# WHAT THE TASK REQUIRES
Every line containing the string "JSON" should be returned from the records.

═══ DATA IN THIS EXERCISE

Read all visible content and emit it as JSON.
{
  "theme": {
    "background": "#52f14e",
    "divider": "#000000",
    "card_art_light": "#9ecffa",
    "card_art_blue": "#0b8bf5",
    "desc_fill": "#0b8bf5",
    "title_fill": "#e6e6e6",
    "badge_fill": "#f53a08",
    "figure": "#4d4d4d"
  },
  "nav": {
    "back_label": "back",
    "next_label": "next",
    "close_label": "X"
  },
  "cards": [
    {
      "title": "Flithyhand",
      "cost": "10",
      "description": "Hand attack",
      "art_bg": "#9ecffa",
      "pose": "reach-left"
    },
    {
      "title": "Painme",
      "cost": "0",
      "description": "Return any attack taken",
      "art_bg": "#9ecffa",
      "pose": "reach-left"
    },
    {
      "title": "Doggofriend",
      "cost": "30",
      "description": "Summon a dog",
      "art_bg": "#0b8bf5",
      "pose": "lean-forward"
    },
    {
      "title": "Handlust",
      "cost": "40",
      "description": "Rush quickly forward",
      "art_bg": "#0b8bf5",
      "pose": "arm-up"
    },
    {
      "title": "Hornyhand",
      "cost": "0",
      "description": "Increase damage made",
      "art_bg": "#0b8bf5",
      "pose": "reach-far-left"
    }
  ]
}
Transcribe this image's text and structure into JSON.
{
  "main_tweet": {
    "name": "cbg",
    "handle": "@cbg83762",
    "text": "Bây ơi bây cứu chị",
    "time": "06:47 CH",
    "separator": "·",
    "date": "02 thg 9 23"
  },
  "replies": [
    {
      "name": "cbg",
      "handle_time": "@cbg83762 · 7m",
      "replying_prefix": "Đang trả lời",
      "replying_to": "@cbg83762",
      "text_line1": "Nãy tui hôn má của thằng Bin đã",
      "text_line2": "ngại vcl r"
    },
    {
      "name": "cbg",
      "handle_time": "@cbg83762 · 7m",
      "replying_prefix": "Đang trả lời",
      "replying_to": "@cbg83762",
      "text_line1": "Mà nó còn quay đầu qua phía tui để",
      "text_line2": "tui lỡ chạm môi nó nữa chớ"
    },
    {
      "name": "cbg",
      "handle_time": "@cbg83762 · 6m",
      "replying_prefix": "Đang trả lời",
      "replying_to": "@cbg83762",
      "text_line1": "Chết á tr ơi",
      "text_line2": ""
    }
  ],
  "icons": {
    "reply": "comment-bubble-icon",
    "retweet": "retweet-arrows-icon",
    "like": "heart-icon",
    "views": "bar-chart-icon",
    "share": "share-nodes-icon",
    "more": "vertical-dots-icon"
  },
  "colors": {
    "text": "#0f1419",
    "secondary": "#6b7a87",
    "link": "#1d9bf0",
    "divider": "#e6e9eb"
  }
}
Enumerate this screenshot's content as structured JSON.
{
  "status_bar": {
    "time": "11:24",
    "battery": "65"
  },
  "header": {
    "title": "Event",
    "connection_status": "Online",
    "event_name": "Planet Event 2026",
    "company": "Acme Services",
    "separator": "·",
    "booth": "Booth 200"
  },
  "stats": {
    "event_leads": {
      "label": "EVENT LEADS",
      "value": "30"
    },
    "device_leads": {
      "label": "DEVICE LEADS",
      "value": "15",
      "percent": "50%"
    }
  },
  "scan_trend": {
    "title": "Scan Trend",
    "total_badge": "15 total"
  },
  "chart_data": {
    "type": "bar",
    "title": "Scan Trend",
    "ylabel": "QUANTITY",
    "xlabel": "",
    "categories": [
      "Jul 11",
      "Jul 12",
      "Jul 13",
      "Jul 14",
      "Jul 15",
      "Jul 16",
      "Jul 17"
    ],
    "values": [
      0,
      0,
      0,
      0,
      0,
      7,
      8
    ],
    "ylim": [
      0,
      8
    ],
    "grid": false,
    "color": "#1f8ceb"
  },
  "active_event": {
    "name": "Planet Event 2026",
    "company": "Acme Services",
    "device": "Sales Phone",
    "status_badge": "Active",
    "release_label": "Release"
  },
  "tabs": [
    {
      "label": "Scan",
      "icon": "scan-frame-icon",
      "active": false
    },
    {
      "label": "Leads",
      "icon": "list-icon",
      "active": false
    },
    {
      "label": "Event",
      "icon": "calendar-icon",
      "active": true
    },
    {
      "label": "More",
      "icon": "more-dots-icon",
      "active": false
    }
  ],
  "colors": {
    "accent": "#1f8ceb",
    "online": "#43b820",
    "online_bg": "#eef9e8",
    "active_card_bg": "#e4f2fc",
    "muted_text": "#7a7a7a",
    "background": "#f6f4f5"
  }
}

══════

# RESPONSE
Read all visible content and emit it as JSON.
Transcribe this image's text and structure into JSON.
Enumerate this screenshot's content as structured JSON.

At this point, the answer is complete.